G20 tensions rise over the future of the global economy
Philip Aldrick and Emma Rowley
07 Nov 2010
The daisy chains, kaftans and sweet haze of pot may have been missing, but last year’s G20 summit in Pittsburgh was the closest to a love-in that the world’s leaders have come. In the eye of the financial crisis, with recession gripping most major economies, heads of state joined hands and agreed to promote “strong, sustainable and balanced growth”.

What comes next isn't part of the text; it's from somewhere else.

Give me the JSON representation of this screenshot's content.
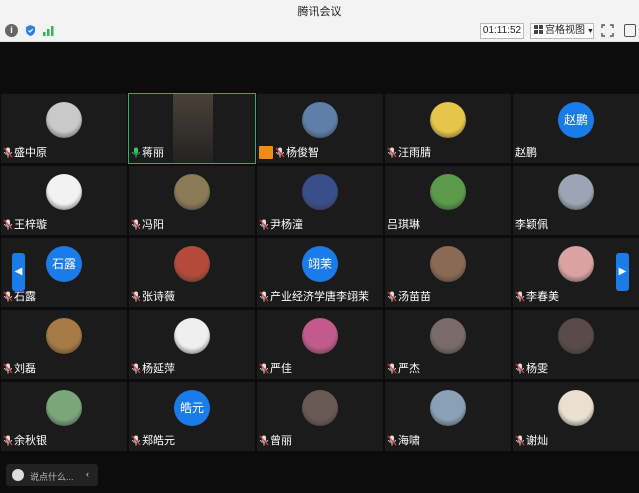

Those dangerous, destabilising global imbalances would be addressed, they pledged. “Deficit” countries, such as the UK and US, would save and export more. “Surplus” countries, such as China and Germany, would export less and get their consumers spending. Every country would do their bit, pull together, and all the bountiful progress would be chronicled the following year at the G20 summit in Seoul.